Drivers in Montgomery County can look forward to 10 new portable speed cameras and 20 new red light cameras before the end of 2013.
The additions will bolster the county's existing 72 speed cameras -- 56 fixed pole cameras, 10 portable cameras and six speed camera vans -- and 40 red light cameras.
Last fiscal year, the county issued 487,820 speed and 40,294 red light citations, earning the county a net $9.7 million after paying for the camera vendor, the county police officers and other employees who run the program and other operating expenses, County Council documents show.
|Fiscal 2011||Fiscal 2012 (estimated)||Fiscal 2013 (estimated)|
|Speed citations issued||487,820||Not available||Not available|
|Speed camera revenues||$13,359,202||$11,999,870||$15,502,800|
|Speed camera expenses||$5,246,844||$8,282,034||$8,451,572|
|Speed camera net revenues||$8,112,358||$3,717,836||$7,051,228|
|Source: Montgomery County fiscal 2013 proposed operating budget|
In the coming week, Montgomery County Police Department Traffic Division Director Capt. Thomas Didone said he plans to announce new camera locations. The division's website lists 115 locations in school zones and residential areas where county speed cameras could be, though the county moves the portable cameras and the camera vans based on where officials believe there is a need for speed enforcement.
The program can be hazardous, said Patricia Oliver, an employee with the county's Housing Opportunities Commission, who has received a couple of speeding citations. "People learn where the cameras are, and you have a massive traffic jam where people go from 50 to 30," speeding up after they have passed the cameras.
To address this phenomenon, the county will create "corridors" where a few cameras could be set up within a short stretch, Didone said.
For example, "we have one spot [on Gainsborough Road in Gaithersburg] where we have been doing enforcement, but Gainsborough Road is about a mile long," he said. "We want people to drive the speed limit in the entire stretch."
Speed camera programs have come under fire as ways for jurisdictions to take advantage of motorists and generate revenue.
"It's unjustified," said Rockville resident David Track, who said he has received a few speed camera citations and one red light citation. "It's clearly designed to make revenue than to help save lives."
Montgomery officials insist this is not the case.
"If the county's goal was to maximize revenue, you would see a lot more cameras than we have now," said County Councilman Phil Andrews, D-Gaithersburg/Rockville and chairman of the council's Public Safety Committee.
Speeding-related collisions dropped by 28 percent after the cameras were installed, he said, pointing to police data.
Since the county will be moving the cameras around to different locations, the county should give motorists notice before moving a specific camera, said John Townsend, spokesman for AAA Mid-Atlantic, which has been critical of Prince George's County for failing to do exactly that.

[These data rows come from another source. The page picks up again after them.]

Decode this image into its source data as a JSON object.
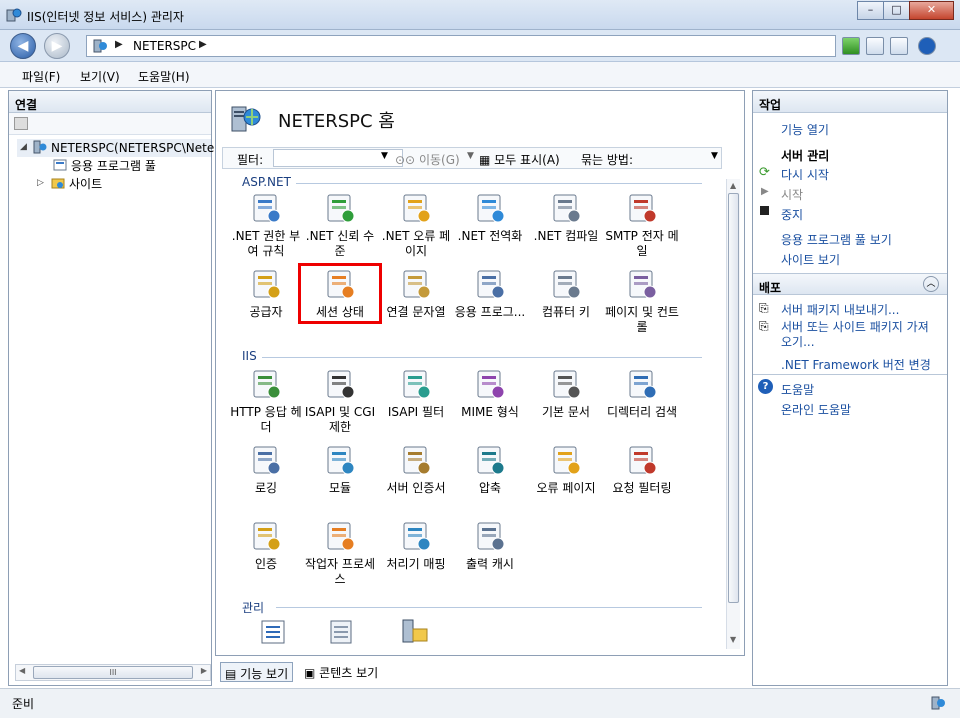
{
  "window": {
    "title": "IIS(인터넷 정보 서비스) 관리자",
    "min": "–",
    "max": "□",
    "close": "✕"
  },
  "address": {
    "path": "NETERSPC",
    "sep": "▶"
  },
  "menu": [
    {
      "label": "파일(F)"
    },
    {
      "label": "보기(V)"
    },
    {
      "label": "도움말(H)"
    }
  ],
  "connections": {
    "header": "연결",
    "server": "NETERSPC(NETERSPC\\Neter",
    "apppools": "응용 프로그램 풀",
    "sites": "사이트"
  },
  "main": {
    "title": "NETERSPC 홈",
    "filter_label": "필터:",
    "go_label": "이동(G)",
    "show_all": "모두 표시(A)",
    "group_by": "묶는 방법:",
    "groups": {
      "aspnet": "ASP.NET",
      "iis": "IIS",
      "management": "관리"
    },
    "features": [
      {
        "label": ".NET 권한 부여 규칙",
        "icon": "lock-users-icon"
      },
      {
        "label": ".NET 신뢰 수준",
        "icon": "globe-check-icon"
      },
      {
        "label": ".NET 오류 페이지",
        "icon": "warning-404-icon"
      },
      {
        "label": ".NET 전역화",
        "icon": "globe-icon"
      },
      {
        "label": ".NET 컴파일",
        "icon": "compile-stack-icon"
      },
      {
        "label": "SMTP 전자 메일",
        "icon": "mail-screen-icon"
      },
      {
        "label": "공급자",
        "icon": "provider-icon"
      },
      {
        "label": "세션 상태",
        "icon": "session-user-icon"
      },
      {
        "label": "연결 문자열",
        "icon": "connection-db-icon"
      },
      {
        "label": "응용 프로그...",
        "icon": "app-settings-icon"
      },
      {
        "label": "컴퓨터 키",
        "icon": "machine-key-icon"
      },
      {
        "label": "페이지 및 컨트롤",
        "icon": "pages-controls-icon"
      },
      {
        "label": "HTTP 응답 헤더",
        "icon": "http-headers-icon"
      },
      {
        "label": "ISAPI 및 CGI 제한",
        "icon": "cgi-icon"
      },
      {
        "label": "ISAPI 필터",
        "icon": "isapi-filter-icon"
      },
      {
        "label": "MIME 형식",
        "icon": "mime-icon"
      },
      {
        "label": "기본 문서",
        "icon": "default-doc-icon"
      },
      {
        "label": "디렉터리 검색",
        "icon": "dir-browse-icon"
      },
      {
        "label": "로깅",
        "icon": "logging-icon"
      },
      {
        "label": "모듈",
        "icon": "modules-icon"
      },
      {
        "label": "서버 인증서",
        "icon": "certificate-icon"
      },
      {
        "label": "압축",
        "icon": "compression-icon"
      },
      {
        "label": "오류 페이지",
        "icon": "error-pages-icon"
      },
      {
        "label": "요청 필터링",
        "icon": "request-filter-icon"
      },
      {
        "label": "인증",
        "icon": "auth-icon"
      },
      {
        "label": "작업자 프로세스",
        "icon": "worker-process-icon"
      },
      {
        "label": "처리기 매핑",
        "icon": "handler-mapping-icon"
      },
      {
        "label": "출력 캐시",
        "icon": "output-cache-icon"
      }
    ],
    "tabs": {
      "features": "기능 보기",
      "content": "콘텐츠 보기"
    }
  },
  "actions": {
    "header": "작업",
    "open_feature": "기능 열기",
    "server_manage": "서버 관리",
    "restart": "다시 시작",
    "start": "시작",
    "stop": "중지",
    "view_apppools": "응용 프로그램 풀 보기",
    "view_sites": "사이트 보기",
    "deploy_header": "배포",
    "export_pkg": "서버 패키지 내보내기...",
    "install_pkg_1": "서버 또는 사이트 패키지 가져",
    "install_pkg_2": "오기...",
    "netfx": ".NET Framework 버전 변경",
    "help": "도움말",
    "online_help": "온라인 도움말"
  },
  "status": {
    "text": "준비"
  },
  "colors": {
    "selection_border": "#e00000",
    "link": "#1a4fa0",
    "group_header": "#1b3f80"
  }
}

However, since Montgomery County has had its speed cameras for several years, it has no requirements to provide advance notice or a warning period, Didone said. "We will not be playing peekaboo, but we will not be announcing every week where we move the cameras."